---------- STORED DATA

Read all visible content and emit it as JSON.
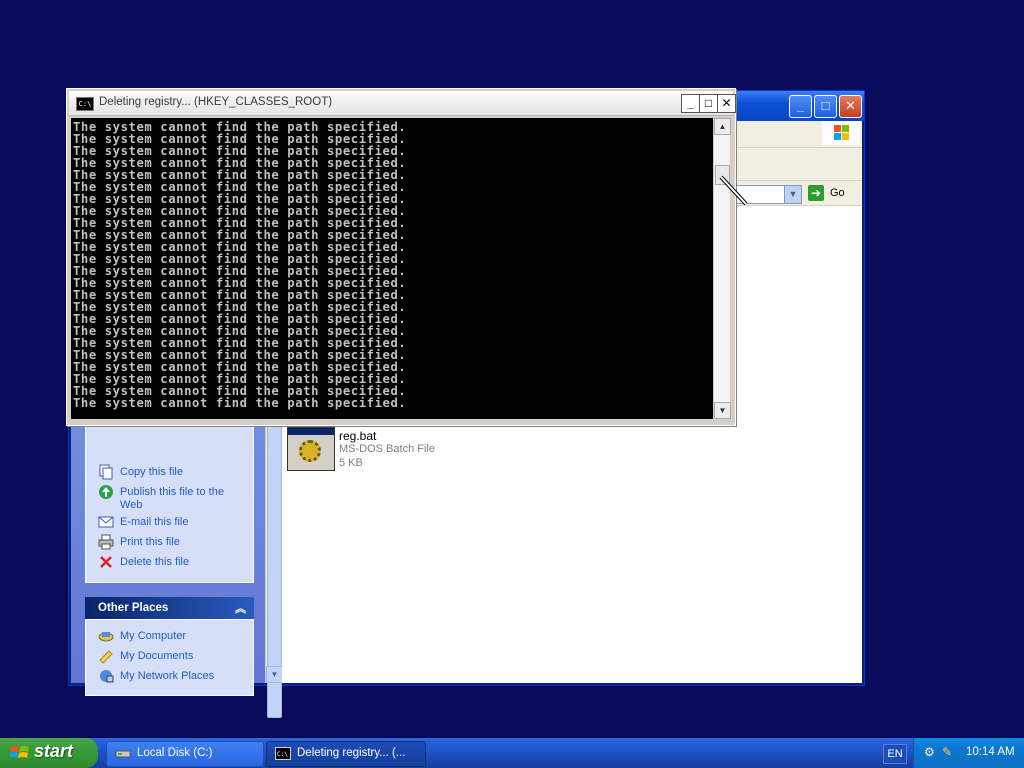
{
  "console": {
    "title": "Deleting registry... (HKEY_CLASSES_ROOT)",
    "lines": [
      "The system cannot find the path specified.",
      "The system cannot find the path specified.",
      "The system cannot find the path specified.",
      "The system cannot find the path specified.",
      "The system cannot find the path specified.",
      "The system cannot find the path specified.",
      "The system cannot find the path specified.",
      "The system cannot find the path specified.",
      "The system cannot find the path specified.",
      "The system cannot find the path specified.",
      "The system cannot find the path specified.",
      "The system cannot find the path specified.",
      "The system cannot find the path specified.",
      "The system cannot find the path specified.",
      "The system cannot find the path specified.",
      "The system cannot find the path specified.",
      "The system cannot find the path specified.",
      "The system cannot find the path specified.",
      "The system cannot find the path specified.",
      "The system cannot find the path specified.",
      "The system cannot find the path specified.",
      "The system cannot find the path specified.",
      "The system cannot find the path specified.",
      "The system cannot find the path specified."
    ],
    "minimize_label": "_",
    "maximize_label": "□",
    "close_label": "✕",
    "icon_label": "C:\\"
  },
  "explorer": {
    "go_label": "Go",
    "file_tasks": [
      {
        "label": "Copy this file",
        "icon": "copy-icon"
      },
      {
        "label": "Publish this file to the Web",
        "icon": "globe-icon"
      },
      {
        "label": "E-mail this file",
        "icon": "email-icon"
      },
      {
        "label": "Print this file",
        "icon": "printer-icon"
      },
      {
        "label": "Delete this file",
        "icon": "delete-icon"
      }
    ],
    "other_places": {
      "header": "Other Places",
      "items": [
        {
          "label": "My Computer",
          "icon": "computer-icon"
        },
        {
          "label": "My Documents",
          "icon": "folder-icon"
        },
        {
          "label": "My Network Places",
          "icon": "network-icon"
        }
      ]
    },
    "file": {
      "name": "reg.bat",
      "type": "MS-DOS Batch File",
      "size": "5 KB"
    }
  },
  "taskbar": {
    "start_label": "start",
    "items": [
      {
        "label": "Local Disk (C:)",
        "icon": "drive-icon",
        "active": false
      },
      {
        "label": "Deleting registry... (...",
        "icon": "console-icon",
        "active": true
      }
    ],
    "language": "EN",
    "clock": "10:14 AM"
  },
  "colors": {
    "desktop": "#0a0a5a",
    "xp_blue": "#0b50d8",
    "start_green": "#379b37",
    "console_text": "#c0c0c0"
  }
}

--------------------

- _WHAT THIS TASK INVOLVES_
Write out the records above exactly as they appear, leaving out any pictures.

- _EXERCISE OUTPUT_
Read all visible content and emit it as JSON.
{
  "console": {
    "title": "Deleting registry... (HKEY_CLASSES_ROOT)",
    "lines": [
      "The system cannot find the path specified.",
      "The system cannot find the path specified.",
      "The system cannot find the path specified.",
      "The system cannot find the path specified.",
      "The system cannot find the path specified.",
      "The system cannot find the path specified.",
      "The system cannot find the path specified.",
      "The system cannot find the path specified.",
      "The system cannot find the path specified.",
      "The system cannot find the path specified.",
      "The system cannot find the path specified.",
      "The system cannot find the path specified.",
      "The system cannot find the path specified.",
      "The system cannot find the path specified.",
      "The system cannot find the path specified.",
      "The system cannot find the path specified.",
      "The system cannot find the path specified.",
      "The system cannot find the path specified.",
      "The system cannot find the path specified.",
      "The system cannot find the path specified.",
      "The system cannot find the path specified.",
      "The system cannot find the path specified.",
      "The system cannot find the path specified.",
      "The system cannot find the path specified."
    ],
    "minimize_label": "_",
    "maximize_label": "□",
    "close_label": "✕",
    "icon_label": "C:\\"
  },
  "explorer": {
    "go_label": "Go",
    "file_tasks": [
      {
        "label": "Copy this file",
        "icon": "copy-icon"
      },
      {
        "label": "Publish this file to the Web",
        "icon": "globe-icon"
      },
      {
        "label": "E-mail this file",
        "icon": "email-icon"
      },
      {
        "label": "Print this file",
        "icon": "printer-icon"
      },
      {
        "label": "Delete this file",
        "icon": "delete-icon"
      }
    ],
    "other_places": {
      "header": "Other Places",
      "items": [
        {
          "label": "My Computer",
          "icon": "computer-icon"
        },
        {
          "label": "My Documents",
          "icon": "folder-icon"
        },
        {
          "label": "My Network Places",
          "icon": "network-icon"
        }
      ]
    },
    "file": {
      "name": "reg.bat",
      "type": "MS-DOS Batch File",
      "size": "5 KB"
    }
  },
  "taskbar": {
    "start_label": "start",
    "items": [
      {
        "label": "Local Disk (C:)",
        "icon": "drive-icon",
        "active": false
      },
      {
        "label": "Deleting registry... (...",
        "icon": "console-icon",
        "active": true
      }
    ],
    "language": "EN",
    "clock": "10:14 AM"
  },
  "colors": {
    "desktop": "#0a0a5a",
    "xp_blue": "#0b50d8",
    "start_green": "#379b37",
    "console_text": "#c0c0c0"
  }
}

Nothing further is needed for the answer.